- Cook the lentils and vegetables on medium heat, allowing them to just barely simmer and reduce to a thick consistency but without letting them dry out completely. Check on them and stir the pot about every five minutes or so. This takes around 20 to 30 minutes, though you can turn the heat down to warm and keep it on the stove after it’s done for an hour or more while you get everything else ready.
- While that’s going on, this is a good time to slice a lemon into wedges (and get rid of the seeds) and chop up a bit of parsley.
- When the lentils are almost done, taste them and add more salt and pepper as you see fit. I usually turn the pot down very low and then prepare the salmon. You could also easily do this ahead of time (up to several days ahead if you put the lentils in the fridge) and simply reheat the lentils and vegetables when ready to eat.
- As far as the salmon goes: how you want to cook it is up to you. If you like the skin crispy and don’t mind a bit of smoke and clean-up hassle: put a bit of salt and pepper on top, and heat up a non-stick pan with just a bit of oil in it. Put the salmon in skin-down, allowing the skin to crisp up and render some of the fat. This will make a fair amount of smoke and sputtering, so open a window and if you’ve got a splatter screen for your pan, have it handy. After they’re crispy, flip over the filets to brown a bit. Turn down the heat to let it finish to your liking– or if you like your salmon on the rare-side, take the pan off the heat and let it finish in the cooling pan.I don’t do this often because Annette doesn’t like the crispy fish skin and also because (like I said) it’s kind of a mess. So instead, I usually turn on the broiler and set up the oven rack so it’s not too close to the heat. Then I put the seasoned salmon on a cookie sheet lined with aluminum foil (it just makes it a lot easier to clean), and then put it under the broiler for just a few minutes, until the skin is crispy. Then I take them out, peel off the skin and discard it, flip over the salmon, maybe add a little olive oil to the top of the filet, and put it back in until the top of the salmon is just beginning to brown. This whole process takes maybe 10 minutes.

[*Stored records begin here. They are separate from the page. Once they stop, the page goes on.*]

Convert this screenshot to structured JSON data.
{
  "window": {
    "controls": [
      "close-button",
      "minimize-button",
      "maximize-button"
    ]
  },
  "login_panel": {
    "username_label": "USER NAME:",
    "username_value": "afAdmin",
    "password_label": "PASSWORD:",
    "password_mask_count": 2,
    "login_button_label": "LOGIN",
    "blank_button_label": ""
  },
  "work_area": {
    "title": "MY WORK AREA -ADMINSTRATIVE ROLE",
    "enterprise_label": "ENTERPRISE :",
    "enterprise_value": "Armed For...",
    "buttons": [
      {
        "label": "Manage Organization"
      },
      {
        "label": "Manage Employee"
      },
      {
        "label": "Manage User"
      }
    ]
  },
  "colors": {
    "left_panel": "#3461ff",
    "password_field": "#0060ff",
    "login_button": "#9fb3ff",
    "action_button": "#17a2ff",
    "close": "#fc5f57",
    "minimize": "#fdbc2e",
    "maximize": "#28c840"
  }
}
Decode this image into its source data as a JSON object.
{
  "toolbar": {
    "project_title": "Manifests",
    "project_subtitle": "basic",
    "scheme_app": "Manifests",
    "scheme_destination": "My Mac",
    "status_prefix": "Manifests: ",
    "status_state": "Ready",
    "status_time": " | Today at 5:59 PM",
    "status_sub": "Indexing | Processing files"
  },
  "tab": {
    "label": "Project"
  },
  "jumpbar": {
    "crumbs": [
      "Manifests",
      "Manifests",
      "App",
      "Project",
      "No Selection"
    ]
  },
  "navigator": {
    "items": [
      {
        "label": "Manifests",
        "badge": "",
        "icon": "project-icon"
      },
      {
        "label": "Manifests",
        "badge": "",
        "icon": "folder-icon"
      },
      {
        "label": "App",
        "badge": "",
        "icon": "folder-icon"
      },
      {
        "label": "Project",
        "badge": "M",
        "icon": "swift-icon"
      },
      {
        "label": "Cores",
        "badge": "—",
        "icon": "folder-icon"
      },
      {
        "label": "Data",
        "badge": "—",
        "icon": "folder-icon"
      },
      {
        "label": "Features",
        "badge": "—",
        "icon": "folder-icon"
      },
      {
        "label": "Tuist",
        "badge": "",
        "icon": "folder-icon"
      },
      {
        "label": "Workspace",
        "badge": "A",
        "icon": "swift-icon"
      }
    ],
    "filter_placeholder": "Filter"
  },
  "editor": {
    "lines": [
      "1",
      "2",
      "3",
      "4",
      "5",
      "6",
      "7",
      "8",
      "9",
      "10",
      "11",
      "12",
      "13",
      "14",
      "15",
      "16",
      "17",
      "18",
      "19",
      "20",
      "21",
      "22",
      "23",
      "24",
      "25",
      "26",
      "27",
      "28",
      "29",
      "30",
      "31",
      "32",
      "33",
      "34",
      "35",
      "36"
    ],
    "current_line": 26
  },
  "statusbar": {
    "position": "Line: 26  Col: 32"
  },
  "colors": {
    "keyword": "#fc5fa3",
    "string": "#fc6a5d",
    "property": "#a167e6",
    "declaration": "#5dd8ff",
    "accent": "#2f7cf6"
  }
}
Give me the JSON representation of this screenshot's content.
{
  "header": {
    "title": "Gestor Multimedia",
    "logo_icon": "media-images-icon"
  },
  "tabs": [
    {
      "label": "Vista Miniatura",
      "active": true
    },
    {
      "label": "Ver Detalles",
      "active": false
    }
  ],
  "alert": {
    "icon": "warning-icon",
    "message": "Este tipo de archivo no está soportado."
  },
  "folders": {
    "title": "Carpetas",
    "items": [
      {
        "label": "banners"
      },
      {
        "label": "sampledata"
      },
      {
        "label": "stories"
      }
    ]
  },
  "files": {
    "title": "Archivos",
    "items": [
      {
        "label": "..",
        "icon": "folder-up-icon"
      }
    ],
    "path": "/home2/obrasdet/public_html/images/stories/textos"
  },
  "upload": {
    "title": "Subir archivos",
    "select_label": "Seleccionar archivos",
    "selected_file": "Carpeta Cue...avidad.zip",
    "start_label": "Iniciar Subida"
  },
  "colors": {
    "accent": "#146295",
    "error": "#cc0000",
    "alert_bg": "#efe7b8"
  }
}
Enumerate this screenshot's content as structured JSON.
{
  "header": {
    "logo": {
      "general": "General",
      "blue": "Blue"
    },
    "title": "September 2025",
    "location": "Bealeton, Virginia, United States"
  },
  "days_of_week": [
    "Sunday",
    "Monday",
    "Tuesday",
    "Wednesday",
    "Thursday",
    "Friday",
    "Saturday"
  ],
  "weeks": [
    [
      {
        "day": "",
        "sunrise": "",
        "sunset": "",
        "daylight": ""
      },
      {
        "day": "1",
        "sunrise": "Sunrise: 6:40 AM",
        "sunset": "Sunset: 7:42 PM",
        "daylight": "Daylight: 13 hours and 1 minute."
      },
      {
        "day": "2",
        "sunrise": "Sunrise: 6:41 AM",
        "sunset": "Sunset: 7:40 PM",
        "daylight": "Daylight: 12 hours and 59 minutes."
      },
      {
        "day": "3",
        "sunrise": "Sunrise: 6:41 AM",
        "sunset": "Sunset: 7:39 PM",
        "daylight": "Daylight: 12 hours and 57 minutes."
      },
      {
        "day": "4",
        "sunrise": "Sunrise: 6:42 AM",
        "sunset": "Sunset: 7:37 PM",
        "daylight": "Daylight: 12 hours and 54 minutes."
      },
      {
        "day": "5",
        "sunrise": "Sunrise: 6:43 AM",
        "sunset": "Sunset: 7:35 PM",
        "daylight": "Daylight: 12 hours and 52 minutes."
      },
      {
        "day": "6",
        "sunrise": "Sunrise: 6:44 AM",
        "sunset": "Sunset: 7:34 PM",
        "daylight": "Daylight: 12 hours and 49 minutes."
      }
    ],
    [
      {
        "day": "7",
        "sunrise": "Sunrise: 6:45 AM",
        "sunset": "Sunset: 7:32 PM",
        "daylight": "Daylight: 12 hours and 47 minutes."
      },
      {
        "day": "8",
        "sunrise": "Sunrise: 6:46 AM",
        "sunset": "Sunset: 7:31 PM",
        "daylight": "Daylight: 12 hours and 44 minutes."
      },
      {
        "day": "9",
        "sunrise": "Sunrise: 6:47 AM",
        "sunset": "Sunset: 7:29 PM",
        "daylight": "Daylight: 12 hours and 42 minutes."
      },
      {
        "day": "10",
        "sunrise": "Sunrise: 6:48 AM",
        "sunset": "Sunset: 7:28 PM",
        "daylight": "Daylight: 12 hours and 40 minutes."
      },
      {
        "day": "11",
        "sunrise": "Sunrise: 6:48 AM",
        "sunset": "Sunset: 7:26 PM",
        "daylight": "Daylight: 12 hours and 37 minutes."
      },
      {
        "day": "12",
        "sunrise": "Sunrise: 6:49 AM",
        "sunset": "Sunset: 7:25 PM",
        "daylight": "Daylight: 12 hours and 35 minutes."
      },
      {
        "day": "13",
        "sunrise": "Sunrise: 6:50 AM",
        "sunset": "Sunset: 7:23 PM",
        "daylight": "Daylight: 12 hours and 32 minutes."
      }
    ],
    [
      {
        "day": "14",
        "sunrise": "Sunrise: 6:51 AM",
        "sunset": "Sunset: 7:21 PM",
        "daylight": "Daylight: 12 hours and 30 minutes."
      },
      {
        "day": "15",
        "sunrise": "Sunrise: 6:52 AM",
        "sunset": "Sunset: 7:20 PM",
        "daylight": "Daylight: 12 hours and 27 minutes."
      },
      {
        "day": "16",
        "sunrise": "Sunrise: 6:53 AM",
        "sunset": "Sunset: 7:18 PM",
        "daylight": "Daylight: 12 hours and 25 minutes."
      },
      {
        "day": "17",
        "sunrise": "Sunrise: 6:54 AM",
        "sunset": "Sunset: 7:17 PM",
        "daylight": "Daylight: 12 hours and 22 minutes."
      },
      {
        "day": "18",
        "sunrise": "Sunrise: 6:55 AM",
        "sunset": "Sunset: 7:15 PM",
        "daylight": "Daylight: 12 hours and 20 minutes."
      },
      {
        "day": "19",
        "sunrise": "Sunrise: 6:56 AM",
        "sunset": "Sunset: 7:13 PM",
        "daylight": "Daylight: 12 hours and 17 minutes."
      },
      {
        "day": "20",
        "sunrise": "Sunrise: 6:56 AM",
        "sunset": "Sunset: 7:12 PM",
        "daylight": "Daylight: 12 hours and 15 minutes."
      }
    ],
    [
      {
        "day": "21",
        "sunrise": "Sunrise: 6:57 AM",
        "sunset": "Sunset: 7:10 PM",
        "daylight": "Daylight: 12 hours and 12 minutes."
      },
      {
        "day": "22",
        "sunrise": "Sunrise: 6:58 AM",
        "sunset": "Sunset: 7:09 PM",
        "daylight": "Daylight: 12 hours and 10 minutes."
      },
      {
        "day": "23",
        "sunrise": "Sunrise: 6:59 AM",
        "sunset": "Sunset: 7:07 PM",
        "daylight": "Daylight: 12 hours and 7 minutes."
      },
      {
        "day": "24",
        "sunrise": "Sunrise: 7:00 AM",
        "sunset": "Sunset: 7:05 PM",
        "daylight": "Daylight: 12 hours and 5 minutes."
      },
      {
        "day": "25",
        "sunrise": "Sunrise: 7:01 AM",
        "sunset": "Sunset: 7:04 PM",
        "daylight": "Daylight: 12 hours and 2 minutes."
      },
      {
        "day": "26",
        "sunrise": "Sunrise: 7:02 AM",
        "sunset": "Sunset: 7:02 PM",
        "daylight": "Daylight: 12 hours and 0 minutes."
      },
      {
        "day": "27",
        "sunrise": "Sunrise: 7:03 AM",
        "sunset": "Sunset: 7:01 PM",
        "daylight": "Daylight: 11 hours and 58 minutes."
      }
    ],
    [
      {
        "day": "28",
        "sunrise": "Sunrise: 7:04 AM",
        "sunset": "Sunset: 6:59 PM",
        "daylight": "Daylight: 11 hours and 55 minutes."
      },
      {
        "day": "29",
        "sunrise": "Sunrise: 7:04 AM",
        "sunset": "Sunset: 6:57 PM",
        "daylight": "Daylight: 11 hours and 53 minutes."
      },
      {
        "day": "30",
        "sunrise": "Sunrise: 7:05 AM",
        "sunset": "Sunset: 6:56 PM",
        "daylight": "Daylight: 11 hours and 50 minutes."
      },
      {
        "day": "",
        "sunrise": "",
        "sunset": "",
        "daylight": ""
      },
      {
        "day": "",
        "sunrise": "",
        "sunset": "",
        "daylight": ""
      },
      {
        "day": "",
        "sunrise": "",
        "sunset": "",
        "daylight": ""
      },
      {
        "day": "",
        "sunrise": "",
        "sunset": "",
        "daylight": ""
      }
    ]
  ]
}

- Plate by ladling a nice pile of lentils and vegetables in a nice shallow bowl, place a piece of salmon on top of those lentils, garnish with lemon wedges and parsley, and eat.
Bonus leftover lentils!
Inevitably, this recipe provides me with leftover lentils, which is actually a good thing. I’m not much of a leftovers kind of person, but I think these leftover lentils are quite good. I’ll sometimes just heat them up in the microwave as a kind of “side dish” to a sandwich or something like that. Usually though, I’ll make them into soup simply by adding however many lentils I want with broth, either vegetable or chicken, and if I want to get really “fancy,” I’ll cook up a slice of bacon, cut that up, and add the crispy pieces to the soup.